*Goal of the exercise*: From the entries that follow, copy each line containing the word "girl".

Web page and app entries
Segment Open
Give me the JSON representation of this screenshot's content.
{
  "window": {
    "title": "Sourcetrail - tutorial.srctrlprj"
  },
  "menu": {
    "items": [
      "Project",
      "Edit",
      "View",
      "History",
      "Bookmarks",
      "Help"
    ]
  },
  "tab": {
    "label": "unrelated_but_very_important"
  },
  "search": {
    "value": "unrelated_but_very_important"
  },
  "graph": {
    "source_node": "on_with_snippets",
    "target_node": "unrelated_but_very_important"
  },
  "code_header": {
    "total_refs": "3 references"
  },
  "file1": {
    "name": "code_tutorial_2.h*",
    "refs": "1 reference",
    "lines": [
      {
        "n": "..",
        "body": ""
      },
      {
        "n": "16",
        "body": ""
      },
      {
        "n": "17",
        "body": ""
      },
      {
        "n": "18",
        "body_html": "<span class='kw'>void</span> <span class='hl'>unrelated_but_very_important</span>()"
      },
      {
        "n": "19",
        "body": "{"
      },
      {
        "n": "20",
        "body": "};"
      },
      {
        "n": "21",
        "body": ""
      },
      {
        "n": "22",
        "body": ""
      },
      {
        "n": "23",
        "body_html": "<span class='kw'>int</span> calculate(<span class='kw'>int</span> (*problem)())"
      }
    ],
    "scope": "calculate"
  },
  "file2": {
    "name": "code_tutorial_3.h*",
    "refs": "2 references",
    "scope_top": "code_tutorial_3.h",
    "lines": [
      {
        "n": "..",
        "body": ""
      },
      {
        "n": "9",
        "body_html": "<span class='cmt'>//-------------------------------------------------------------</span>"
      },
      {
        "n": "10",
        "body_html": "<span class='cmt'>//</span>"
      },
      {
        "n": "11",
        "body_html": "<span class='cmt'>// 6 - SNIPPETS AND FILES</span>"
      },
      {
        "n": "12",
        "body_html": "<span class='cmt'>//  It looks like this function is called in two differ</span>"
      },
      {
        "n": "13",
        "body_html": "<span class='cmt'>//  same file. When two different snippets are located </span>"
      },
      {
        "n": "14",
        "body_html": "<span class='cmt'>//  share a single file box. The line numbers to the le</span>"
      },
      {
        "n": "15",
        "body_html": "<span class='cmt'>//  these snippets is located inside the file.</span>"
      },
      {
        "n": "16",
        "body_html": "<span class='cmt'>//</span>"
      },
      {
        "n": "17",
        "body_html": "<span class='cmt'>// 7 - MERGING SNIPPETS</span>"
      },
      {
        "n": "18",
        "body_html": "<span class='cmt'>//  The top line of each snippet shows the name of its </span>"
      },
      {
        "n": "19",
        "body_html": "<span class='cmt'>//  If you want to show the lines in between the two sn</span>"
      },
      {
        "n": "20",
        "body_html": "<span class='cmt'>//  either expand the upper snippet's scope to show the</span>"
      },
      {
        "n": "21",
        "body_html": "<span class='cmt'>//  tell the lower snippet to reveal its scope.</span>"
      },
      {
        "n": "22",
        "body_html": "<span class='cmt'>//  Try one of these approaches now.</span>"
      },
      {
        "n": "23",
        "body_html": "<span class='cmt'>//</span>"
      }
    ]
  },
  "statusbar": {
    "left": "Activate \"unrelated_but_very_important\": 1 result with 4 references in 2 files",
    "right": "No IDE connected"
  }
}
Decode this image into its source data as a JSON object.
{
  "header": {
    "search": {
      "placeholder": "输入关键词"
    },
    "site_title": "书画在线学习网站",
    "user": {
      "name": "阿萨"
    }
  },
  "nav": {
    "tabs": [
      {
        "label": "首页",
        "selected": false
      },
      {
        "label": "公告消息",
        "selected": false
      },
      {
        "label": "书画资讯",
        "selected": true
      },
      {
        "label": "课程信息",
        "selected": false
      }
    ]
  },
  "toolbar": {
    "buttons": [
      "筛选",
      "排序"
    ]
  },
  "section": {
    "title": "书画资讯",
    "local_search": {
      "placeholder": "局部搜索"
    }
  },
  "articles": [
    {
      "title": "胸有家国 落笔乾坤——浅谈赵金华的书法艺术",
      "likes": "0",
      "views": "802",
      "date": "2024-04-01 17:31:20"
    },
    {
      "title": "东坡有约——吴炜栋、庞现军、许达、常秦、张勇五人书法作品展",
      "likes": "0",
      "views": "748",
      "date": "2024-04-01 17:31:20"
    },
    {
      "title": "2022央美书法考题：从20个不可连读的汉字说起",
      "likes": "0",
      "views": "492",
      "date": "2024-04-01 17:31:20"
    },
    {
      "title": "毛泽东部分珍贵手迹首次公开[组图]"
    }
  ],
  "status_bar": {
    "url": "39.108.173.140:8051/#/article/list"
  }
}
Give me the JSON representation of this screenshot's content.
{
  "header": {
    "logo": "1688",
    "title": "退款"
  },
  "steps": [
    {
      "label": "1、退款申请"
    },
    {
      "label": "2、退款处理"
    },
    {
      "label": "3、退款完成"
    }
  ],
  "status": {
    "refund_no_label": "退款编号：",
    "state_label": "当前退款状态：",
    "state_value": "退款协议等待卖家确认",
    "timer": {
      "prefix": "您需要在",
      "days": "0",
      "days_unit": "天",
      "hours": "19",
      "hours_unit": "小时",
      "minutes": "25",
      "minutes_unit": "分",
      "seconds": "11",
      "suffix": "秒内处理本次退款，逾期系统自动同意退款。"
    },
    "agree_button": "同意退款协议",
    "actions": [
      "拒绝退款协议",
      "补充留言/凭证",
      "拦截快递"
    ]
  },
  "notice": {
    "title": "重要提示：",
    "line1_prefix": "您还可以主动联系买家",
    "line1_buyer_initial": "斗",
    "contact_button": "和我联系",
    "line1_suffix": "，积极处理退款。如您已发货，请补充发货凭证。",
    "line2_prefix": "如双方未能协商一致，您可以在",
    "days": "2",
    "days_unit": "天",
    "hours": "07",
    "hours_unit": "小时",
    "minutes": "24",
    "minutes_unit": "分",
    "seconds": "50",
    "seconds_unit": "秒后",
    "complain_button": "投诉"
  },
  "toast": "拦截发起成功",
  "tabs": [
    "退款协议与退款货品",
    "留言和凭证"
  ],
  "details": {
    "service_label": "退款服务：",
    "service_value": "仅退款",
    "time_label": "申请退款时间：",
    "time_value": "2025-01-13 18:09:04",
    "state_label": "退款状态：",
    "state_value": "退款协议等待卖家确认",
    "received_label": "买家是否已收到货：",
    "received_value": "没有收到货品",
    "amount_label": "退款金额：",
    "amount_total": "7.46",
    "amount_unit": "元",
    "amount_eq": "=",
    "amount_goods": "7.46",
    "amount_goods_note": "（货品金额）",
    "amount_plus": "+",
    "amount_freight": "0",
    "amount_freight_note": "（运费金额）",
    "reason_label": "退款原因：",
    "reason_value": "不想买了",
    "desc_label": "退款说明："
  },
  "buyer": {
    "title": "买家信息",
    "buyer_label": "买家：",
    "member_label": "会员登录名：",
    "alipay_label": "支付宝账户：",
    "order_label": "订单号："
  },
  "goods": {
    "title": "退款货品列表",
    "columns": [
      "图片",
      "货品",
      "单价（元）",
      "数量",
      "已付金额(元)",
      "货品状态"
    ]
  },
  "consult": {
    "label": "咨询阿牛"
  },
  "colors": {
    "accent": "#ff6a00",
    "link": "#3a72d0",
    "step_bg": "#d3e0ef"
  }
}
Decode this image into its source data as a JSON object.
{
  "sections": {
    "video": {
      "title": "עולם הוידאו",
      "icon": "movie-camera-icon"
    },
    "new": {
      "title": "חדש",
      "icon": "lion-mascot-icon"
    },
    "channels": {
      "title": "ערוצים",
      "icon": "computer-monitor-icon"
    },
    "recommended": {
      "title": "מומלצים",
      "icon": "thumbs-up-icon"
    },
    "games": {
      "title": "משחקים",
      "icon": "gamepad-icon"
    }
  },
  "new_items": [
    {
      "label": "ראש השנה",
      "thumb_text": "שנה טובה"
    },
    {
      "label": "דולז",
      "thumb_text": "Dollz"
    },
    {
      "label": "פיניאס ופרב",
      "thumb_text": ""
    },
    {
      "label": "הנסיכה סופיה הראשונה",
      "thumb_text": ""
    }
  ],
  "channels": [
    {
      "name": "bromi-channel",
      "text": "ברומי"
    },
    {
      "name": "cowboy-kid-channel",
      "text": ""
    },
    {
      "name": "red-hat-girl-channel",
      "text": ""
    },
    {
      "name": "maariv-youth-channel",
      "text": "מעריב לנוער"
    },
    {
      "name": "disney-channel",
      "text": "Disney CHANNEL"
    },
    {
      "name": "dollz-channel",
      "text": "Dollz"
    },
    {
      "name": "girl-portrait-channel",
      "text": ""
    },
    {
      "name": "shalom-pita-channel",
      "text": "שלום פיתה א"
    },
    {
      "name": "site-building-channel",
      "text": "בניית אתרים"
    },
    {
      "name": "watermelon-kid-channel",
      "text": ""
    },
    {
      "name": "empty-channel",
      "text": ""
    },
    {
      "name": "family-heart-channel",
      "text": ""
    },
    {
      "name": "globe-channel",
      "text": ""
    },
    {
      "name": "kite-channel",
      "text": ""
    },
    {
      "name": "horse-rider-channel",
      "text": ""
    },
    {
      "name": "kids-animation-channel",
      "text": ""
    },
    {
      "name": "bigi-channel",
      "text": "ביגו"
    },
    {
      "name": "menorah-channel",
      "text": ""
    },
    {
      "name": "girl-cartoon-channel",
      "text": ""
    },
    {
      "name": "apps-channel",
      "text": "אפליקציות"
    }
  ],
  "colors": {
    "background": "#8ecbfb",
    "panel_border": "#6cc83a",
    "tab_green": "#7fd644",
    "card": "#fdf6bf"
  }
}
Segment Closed
*Task solution*:
      "name": "red-hat-girl-channel",
      "name": "girl-portrait-channel",
      "name": "girl-cartoon-channel",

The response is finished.